From the ticking of the metronome that greets the audience's entrance into the venue, it's clear that director Barry Edelstein's work will be the evening's most significant contribution. Defining the majority of his characters as part of a relaxed modern aristocracy, and working with Narelle Sissons's attractive and understated costumes, Jane Cox's subtly subversive lighting, and Mattie Ullrich's costumes, Edelstein has fashioned an elegant, low-key backdrop for Shakespeare's story of jealousy, honor, and hope.
The director's work forms a solid base for the evening as we're introduced to the characters and situations. Leontes, the King of Sicilia, has a strong relationship with Polixenes, the King of Bohemia, until he becomes convinced that his wife Hermione is bearing Polixenes's unborn child. Acting upon a nearly unquenchable rage, Leontes severs all ties with his former friend and orders his wife, son, and newborn daughter to be put to death. Edelstein handles all this with great expediency, moving the events along quickly and cleanly.
After the intermission (which represents 16 years of time in the story), it's time for spring to come with all of the rebirth that implies. The second half of the show is appropriately different in tone, providing a marked contrast to the death and sorrow of the first half. As the world recovers from the colder months, the play's characters atone for their wrongs, reveal long held secrets, and allow romance and forgiveness to bloom with the season's flowers.

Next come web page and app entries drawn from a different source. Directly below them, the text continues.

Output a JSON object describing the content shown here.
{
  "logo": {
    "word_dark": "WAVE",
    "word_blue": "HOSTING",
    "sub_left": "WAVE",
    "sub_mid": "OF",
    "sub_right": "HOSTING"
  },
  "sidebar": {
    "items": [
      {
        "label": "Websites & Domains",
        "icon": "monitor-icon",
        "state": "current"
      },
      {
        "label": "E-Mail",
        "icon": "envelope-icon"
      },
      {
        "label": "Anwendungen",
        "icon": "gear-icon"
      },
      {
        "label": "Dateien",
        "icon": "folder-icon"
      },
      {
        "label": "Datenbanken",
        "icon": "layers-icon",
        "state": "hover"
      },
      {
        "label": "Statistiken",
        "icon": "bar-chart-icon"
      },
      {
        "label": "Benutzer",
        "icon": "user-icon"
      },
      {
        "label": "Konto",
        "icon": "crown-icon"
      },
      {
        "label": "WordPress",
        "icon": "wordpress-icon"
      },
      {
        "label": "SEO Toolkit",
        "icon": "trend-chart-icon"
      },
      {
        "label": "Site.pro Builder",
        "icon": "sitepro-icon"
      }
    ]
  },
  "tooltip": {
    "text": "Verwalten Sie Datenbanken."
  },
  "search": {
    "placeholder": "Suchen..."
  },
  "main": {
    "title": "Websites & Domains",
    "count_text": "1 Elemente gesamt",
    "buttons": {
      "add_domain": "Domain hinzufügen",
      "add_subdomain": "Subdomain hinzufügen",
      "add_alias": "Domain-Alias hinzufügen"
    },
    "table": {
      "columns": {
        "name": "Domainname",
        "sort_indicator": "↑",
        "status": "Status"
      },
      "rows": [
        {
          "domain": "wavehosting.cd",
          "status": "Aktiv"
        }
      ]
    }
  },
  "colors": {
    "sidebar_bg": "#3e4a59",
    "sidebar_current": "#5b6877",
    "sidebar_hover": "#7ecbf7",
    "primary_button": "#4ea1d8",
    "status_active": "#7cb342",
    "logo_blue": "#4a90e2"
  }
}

Edelstein has done nearly everything right in directing this production, except that he has not found a group of actors capable of bringing his ideas and Shakespeare's words to life. Too many of the performers are well-spoken at the expense of being thoroughly convincing, and this is not a good trade-off.

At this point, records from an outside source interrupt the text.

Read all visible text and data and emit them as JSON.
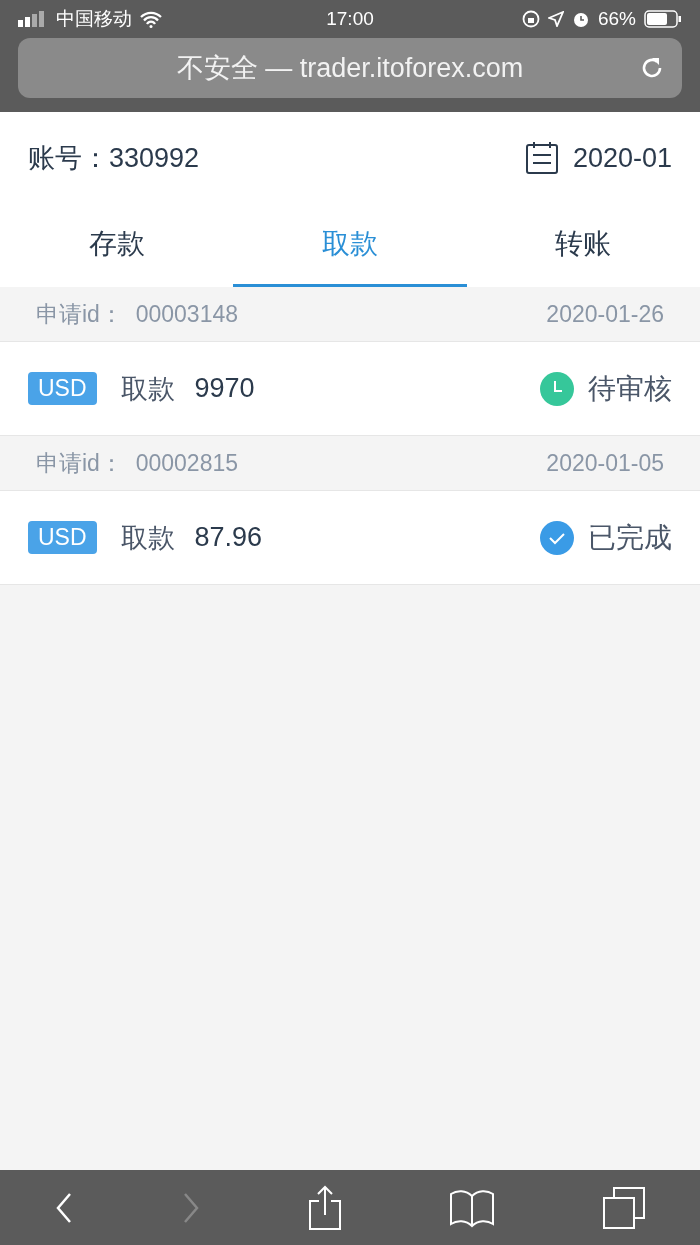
{
  "status_bar": {
    "carrier": "中国移动",
    "time": "17:00",
    "battery": "66%"
  },
  "address_bar": {
    "text": "不安全 — trader.itoforex.com"
  },
  "account": {
    "label": "账号：",
    "number": "330992",
    "month": "2020-01"
  },
  "tabs": [
    {
      "label": "存款",
      "selected": false
    },
    {
      "label": "取款",
      "selected": true
    },
    {
      "label": "转账",
      "selected": false
    }
  ],
  "records": [
    {
      "id_label": "申请id：",
      "id": "00003148",
      "date": "2020-01-26",
      "currency": "USD",
      "type": "取款",
      "amount": "9970",
      "status": "待审核",
      "kind": "pending"
    },
    {
      "id_label": "申请id：",
      "id": "00002815",
      "date": "2020-01-05",
      "currency": "USD",
      "type": "取款",
      "amount": "87.96",
      "status": "已完成",
      "kind": "done"
    }
  ],
  "toolbar": {
    "back_disabled": false,
    "forward_disabled": true
  }
}
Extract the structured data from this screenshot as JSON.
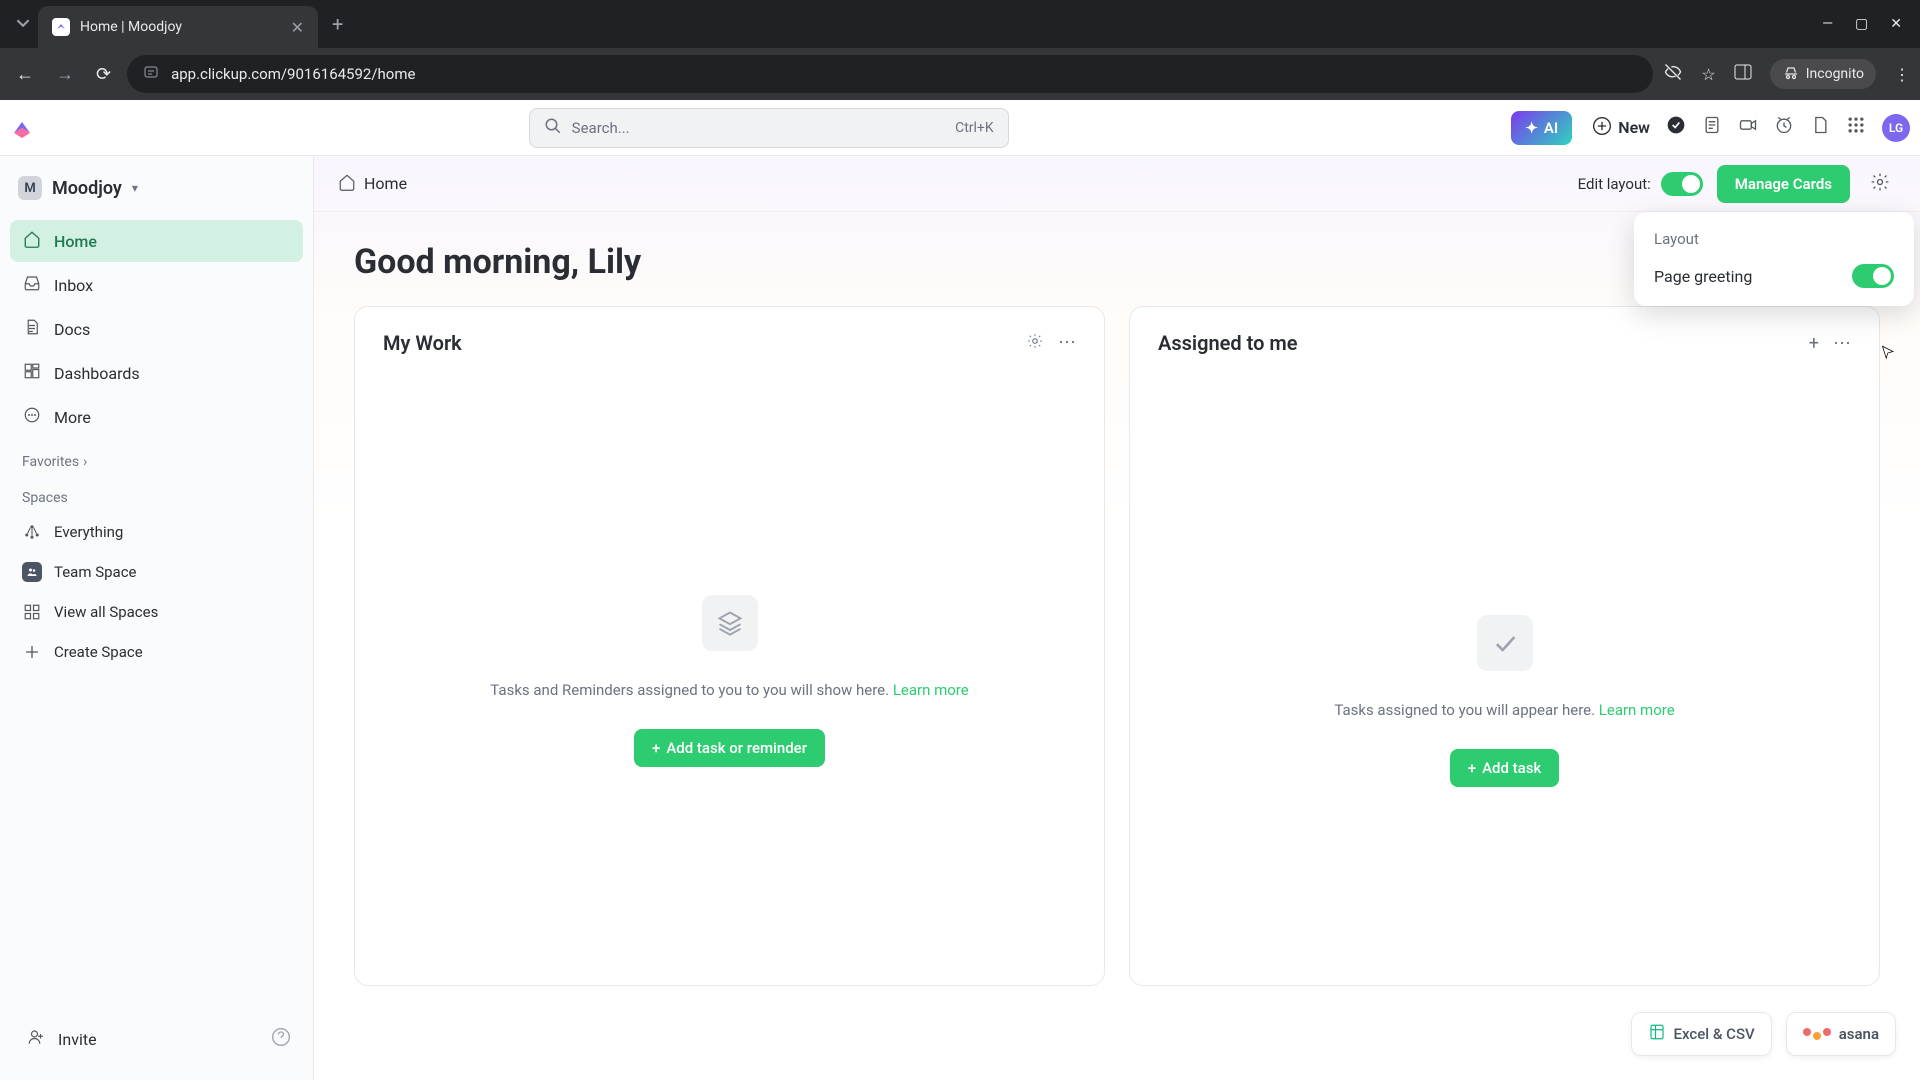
{
  "browser": {
    "tab_title": "Home | Moodjoy",
    "url": "app.clickup.com/9016164592/home",
    "incognito_label": "Incognito"
  },
  "topbar": {
    "search_placeholder": "Search...",
    "search_shortcut": "Ctrl+K",
    "ai_label": "AI",
    "new_label": "New",
    "avatar_initials": "LG"
  },
  "sidebar": {
    "workspace_initial": "M",
    "workspace_name": "Moodjoy",
    "nav": [
      {
        "label": "Home",
        "icon": "home"
      },
      {
        "label": "Inbox",
        "icon": "inbox"
      },
      {
        "label": "Docs",
        "icon": "doc"
      },
      {
        "label": "Dashboards",
        "icon": "dashboard"
      },
      {
        "label": "More",
        "icon": "more"
      }
    ],
    "favorites_label": "Favorites",
    "spaces_label": "Spaces",
    "spaces": [
      {
        "label": "Everything",
        "kind": "everything"
      },
      {
        "label": "Team Space",
        "kind": "team"
      },
      {
        "label": "View all Spaces",
        "kind": "viewall"
      },
      {
        "label": "Create Space",
        "kind": "create"
      }
    ],
    "invite_label": "Invite"
  },
  "main": {
    "breadcrumb": "Home",
    "edit_layout_label": "Edit layout:",
    "manage_cards_label": "Manage Cards",
    "greeting": "Good morning, Lily",
    "cards": {
      "my_work": {
        "title": "My Work",
        "empty_text": "Tasks and Reminders assigned to you to you will show here.",
        "learn_more": "Learn more",
        "button": "Add task or reminder"
      },
      "assigned": {
        "title": "Assigned to me",
        "empty_text": "Tasks assigned to you will appear here.",
        "learn_more": "Learn more",
        "button": "Add task"
      }
    },
    "popover": {
      "title": "Layout",
      "option": "Page greeting"
    },
    "float": {
      "excel": "Excel & CSV",
      "asana": "asana"
    }
  }
}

David Strathairn, as Leontes, is the most obvious example. Displaying overwrought mannerisms that make his happier moments unmemorable and his tragic moments unbearable, Strathairn's performance is visibly calculated and controlled, seldom in the moment, and almost never emotionally affecting. Likewise, Barbara Garrick's Hermione alternates between stiff and unmoving; while this is generally unfortunate, it does make her performance as a statue later in the show seem almost a tour de force. Mary Lou Rosato's Paulina, who protests her friend Hermione's innocence and later attempts to right her wrongs, only breaks through a barricade of emotional detachment late in the evening, witily informing her lines in the critical last scene with a delicious irony.

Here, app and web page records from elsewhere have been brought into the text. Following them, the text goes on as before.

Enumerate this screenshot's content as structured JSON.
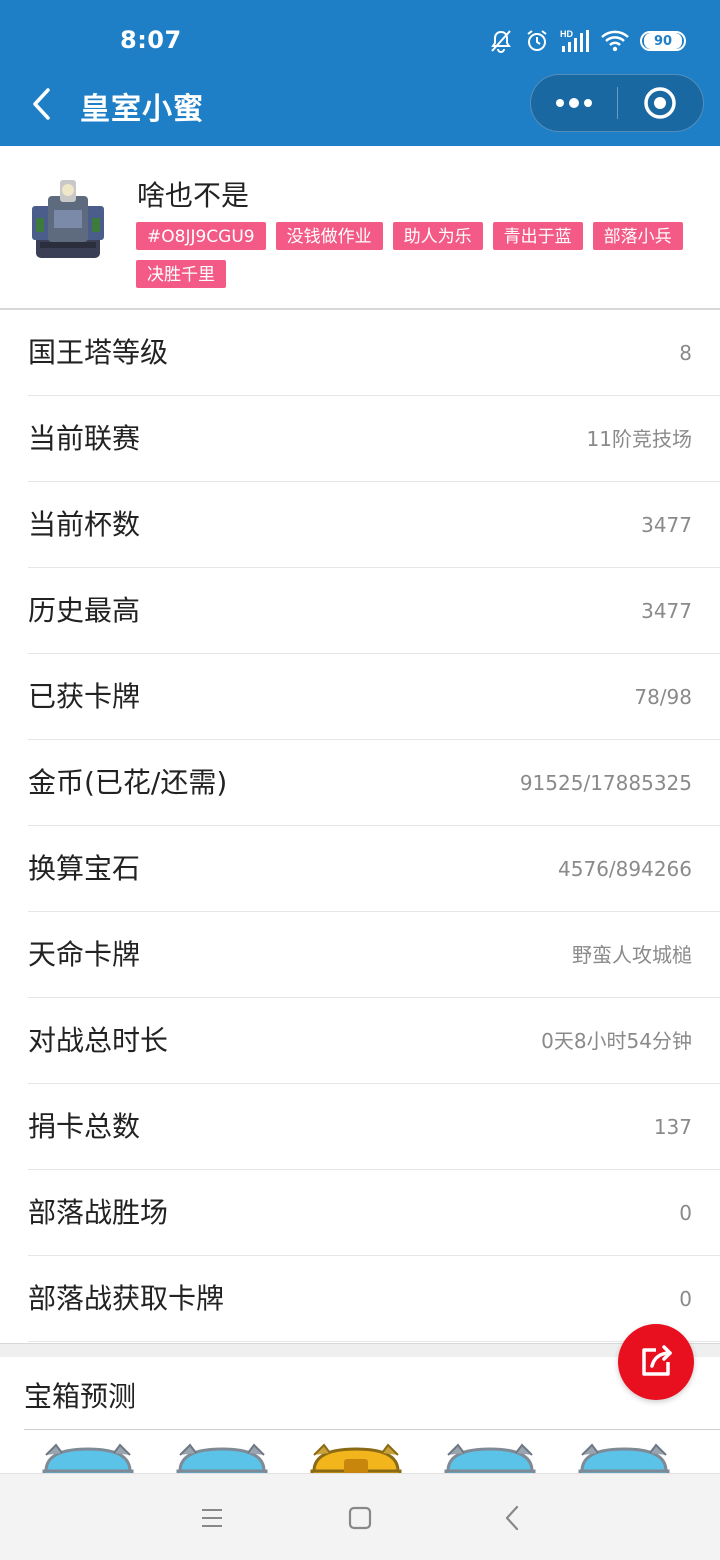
{
  "status_bar": {
    "time": "8:07",
    "network_label": "HD",
    "battery": "90",
    "icons": [
      "mute-icon",
      "alarm-icon",
      "signal-icon",
      "wifi-icon",
      "battery-icon"
    ]
  },
  "header": {
    "title": "皇室小蜜",
    "background_color": "#1f7fc6"
  },
  "profile": {
    "name": "啥也不是",
    "tags": [
      "#O8JJ9CGU9",
      "没钱做作业",
      "助人为乐",
      "青出于蓝",
      "部落小兵",
      "决胜千里"
    ],
    "tag_color": "#f35b86"
  },
  "stats": [
    {
      "label": "国王塔等级",
      "value": "8"
    },
    {
      "label": "当前联赛",
      "value": "11阶竞技场"
    },
    {
      "label": "当前杯数",
      "value": "3477"
    },
    {
      "label": "历史最高",
      "value": "3477"
    },
    {
      "label": "已获卡牌",
      "value": "78/98"
    },
    {
      "label": "金币(已花/还需)",
      "value": "91525/17885325"
    },
    {
      "label": "换算宝石",
      "value": "4576/894266"
    },
    {
      "label": "天命卡牌",
      "value": "野蛮人攻城槌"
    },
    {
      "label": "对战总时长",
      "value": "0天8小时54分钟"
    },
    {
      "label": "捐卡总数",
      "value": "137"
    },
    {
      "label": "部落战胜场",
      "value": "0"
    },
    {
      "label": "部落战获取卡牌",
      "value": "0"
    }
  ],
  "chest_prediction": {
    "title": "宝箱预测",
    "chests": [
      "silver-chest",
      "silver-chest",
      "golden-chest",
      "silver-chest",
      "silver-chest"
    ]
  },
  "share_button": {
    "icon": "share-icon",
    "color": "#e8101f"
  }
}
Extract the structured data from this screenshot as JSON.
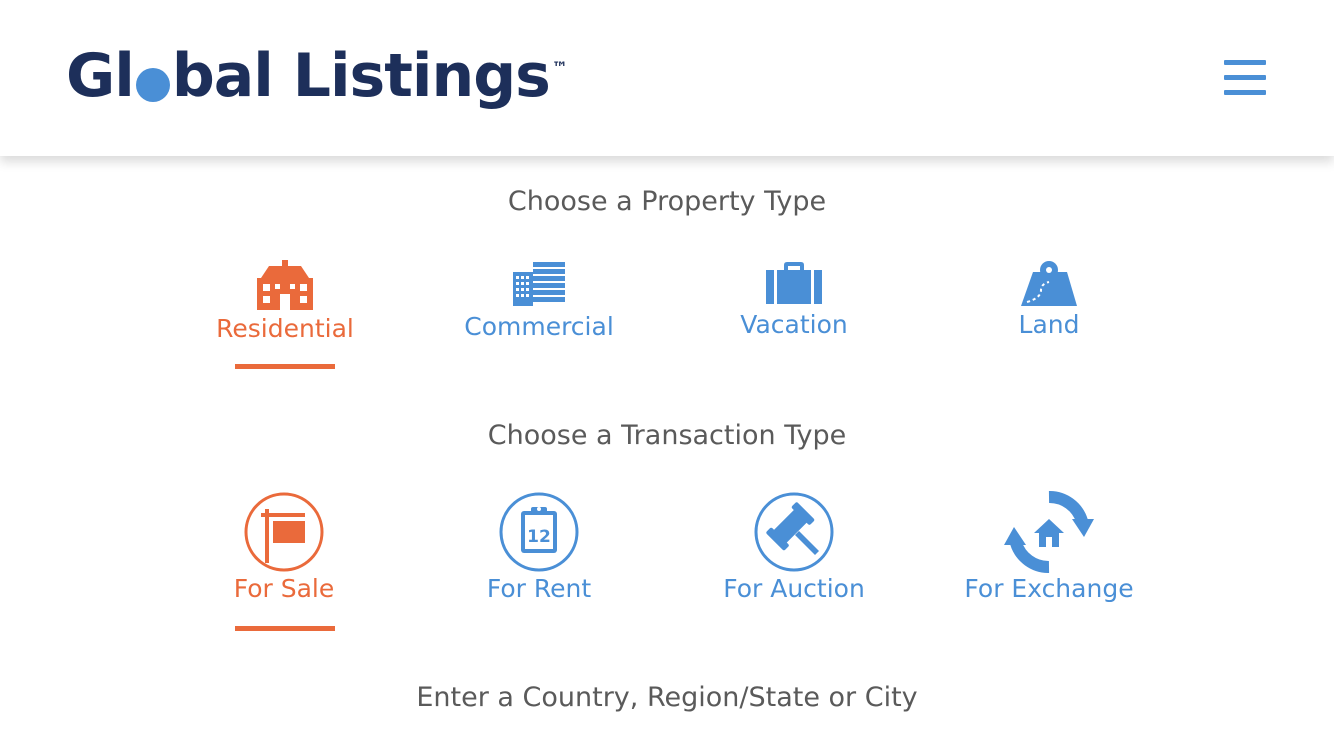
{
  "brand": {
    "logo_part1": "Gl",
    "logo_part2": "bal Listings",
    "trademark": "™",
    "colors": {
      "navy": "#1d2f5a",
      "blue": "#4a8fd6",
      "orange": "#ea6a3b"
    }
  },
  "header": {
    "menu_icon": "hamburger-menu-icon"
  },
  "property_section": {
    "title": "Choose a Property Type",
    "options": [
      {
        "label": "Residential",
        "icon": "house-icon",
        "selected": true
      },
      {
        "label": "Commercial",
        "icon": "office-building-icon",
        "selected": false
      },
      {
        "label": "Vacation",
        "icon": "suitcase-icon",
        "selected": false
      },
      {
        "label": "Land",
        "icon": "map-pin-icon",
        "selected": false
      }
    ]
  },
  "transaction_section": {
    "title": "Choose a Transaction Type",
    "options": [
      {
        "label": "For Sale",
        "icon": "for-sale-sign-icon",
        "selected": true
      },
      {
        "label": "For Rent",
        "icon": "calendar-clipboard-icon",
        "selected": false
      },
      {
        "label": "For Auction",
        "icon": "gavel-icon",
        "selected": false
      },
      {
        "label": "For Exchange",
        "icon": "house-exchange-icon",
        "selected": false
      }
    ]
  },
  "location_section": {
    "title": "Enter a Country, Region/State or City"
  },
  "rent_icon_day": "12"
}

Generally better are Larry Paulsen as Leontes's devoted servant Camillo, Michel Gill's effectively understated Polixenes, and the two comic shepherds (Tom Bloom and David Costabile) who play a vital role in the plot. Two of the younger performers come off the best: Gene Farber and Elizabeth Reaser make an attractive and winning young couple.
The show's second half is stronger -- perhaps not coincidentally because it focuses on Farber and Reaser -- but it can't balance the show after the almost painful unease and discomfort of the cast in the play's earlier scenes. Edelstein's work suggests sufficient heat, but given that some of the actors have yet to warm up when the lights go down for the last time, this Winter's Tale may leave you cold.